### Problem description
Repeat every record below exactly, leaving out the pictures.

BEGIN Data extracts

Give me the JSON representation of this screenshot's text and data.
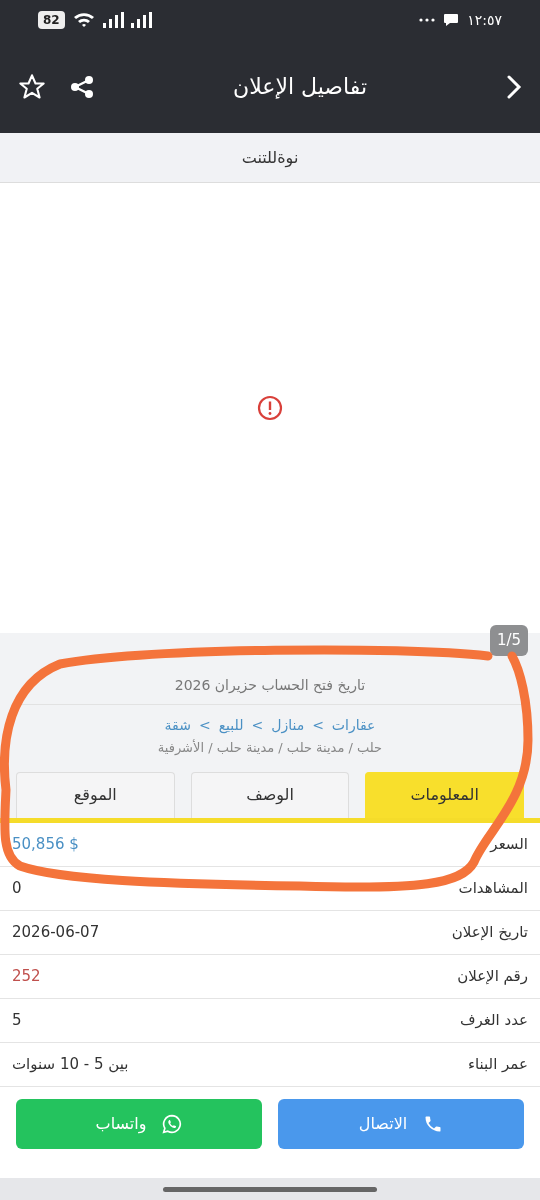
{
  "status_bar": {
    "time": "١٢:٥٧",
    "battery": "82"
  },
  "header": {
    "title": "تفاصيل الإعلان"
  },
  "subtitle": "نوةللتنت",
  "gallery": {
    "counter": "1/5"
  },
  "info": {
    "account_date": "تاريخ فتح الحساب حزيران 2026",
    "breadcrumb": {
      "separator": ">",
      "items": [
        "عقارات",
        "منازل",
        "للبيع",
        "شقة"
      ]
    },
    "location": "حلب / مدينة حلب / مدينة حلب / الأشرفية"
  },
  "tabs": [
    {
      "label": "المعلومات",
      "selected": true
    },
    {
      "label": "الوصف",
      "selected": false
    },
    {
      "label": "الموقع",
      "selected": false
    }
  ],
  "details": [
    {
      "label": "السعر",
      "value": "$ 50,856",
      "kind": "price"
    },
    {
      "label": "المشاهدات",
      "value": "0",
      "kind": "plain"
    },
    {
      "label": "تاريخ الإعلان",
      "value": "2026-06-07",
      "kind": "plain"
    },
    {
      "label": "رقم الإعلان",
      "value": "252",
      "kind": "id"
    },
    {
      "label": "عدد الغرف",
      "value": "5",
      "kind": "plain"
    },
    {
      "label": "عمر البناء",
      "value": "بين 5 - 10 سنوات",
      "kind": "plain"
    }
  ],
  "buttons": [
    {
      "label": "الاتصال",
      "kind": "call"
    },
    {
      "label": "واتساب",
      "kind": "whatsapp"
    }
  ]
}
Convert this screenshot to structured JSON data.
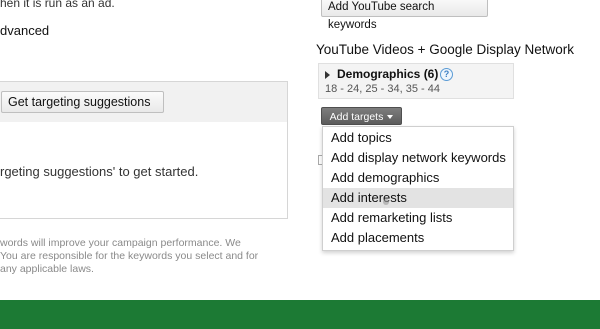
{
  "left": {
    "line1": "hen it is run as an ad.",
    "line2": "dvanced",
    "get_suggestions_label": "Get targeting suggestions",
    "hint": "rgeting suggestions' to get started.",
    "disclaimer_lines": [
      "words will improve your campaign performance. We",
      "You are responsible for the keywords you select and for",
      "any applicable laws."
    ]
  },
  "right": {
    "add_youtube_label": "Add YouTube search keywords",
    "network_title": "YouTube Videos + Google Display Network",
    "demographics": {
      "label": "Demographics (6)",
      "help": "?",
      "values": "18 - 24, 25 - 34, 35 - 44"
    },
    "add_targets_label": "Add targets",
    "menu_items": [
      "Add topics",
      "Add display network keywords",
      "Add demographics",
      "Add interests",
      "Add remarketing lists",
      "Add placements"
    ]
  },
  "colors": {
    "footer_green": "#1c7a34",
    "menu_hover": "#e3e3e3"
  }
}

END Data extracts

### Answer area
Give me the JSON representation of this screenshot's text and data.
{
  "status_bar": {
    "time": "١٢:٥٧",
    "battery": "82"
  },
  "header": {
    "title": "تفاصيل الإعلان"
  },
  "subtitle": "نوةللتنت",
  "gallery": {
    "counter": "1/5"
  },
  "info": {
    "account_date": "تاريخ فتح الحساب حزيران 2026",
    "breadcrumb": {
      "separator": ">",
      "items": [
        "عقارات",
        "منازل",
        "للبيع",
        "شقة"
      ]
    },
    "location": "حلب / مدينة حلب / مدينة حلب / الأشرفية"
  },
  "tabs": [
    {
      "label": "المعلومات",
      "selected": true
    },
    {
      "label": "الوصف",
      "selected": false
    },
    {
      "label": "الموقع",
      "selected": false
    }
  ],
  "details": [
    {
      "label": "السعر",
      "value": "$ 50,856",
      "kind": "price"
    },
    {
      "label": "المشاهدات",
      "value": "0",
      "kind": "plain"
    },
    {
      "label": "تاريخ الإعلان",
      "value": "2026-06-07",
      "kind": "plain"
    },
    {
      "label": "رقم الإعلان",
      "value": "252",
      "kind": "id"
    },
    {
      "label": "عدد الغرف",
      "value": "5",
      "kind": "plain"
    },
    {
      "label": "عمر البناء",
      "value": "بين 5 - 10 سنوات",
      "kind": "plain"
    }
  ],
  "buttons": [
    {
      "label": "الاتصال",
      "kind": "call"
    },
    {
      "label": "واتساب",
      "kind": "whatsapp"
    }
  ]
}
Convert this screenshot to structured JSON data.
{
  "left": {
    "line1": "hen it is run as an ad.",
    "line2": "dvanced",
    "get_suggestions_label": "Get targeting suggestions",
    "hint": "rgeting suggestions' to get started.",
    "disclaimer_lines": [
      "words will improve your campaign performance. We",
      "You are responsible for the keywords you select and for",
      "any applicable laws."
    ]
  },
  "right": {
    "add_youtube_label": "Add YouTube search keywords",
    "network_title": "YouTube Videos + Google Display Network",
    "demographics": {
      "label": "Demographics (6)",
      "help": "?",
      "values": "18 - 24, 25 - 34, 35 - 44"
    },
    "add_targets_label": "Add targets",
    "menu_items": [
      "Add topics",
      "Add display network keywords",
      "Add demographics",
      "Add interests",
      "Add remarketing lists",
      "Add placements"
    ]
  },
  "colors": {
    "footer_green": "#1c7a34",
    "menu_hover": "#e3e3e3"
  }
}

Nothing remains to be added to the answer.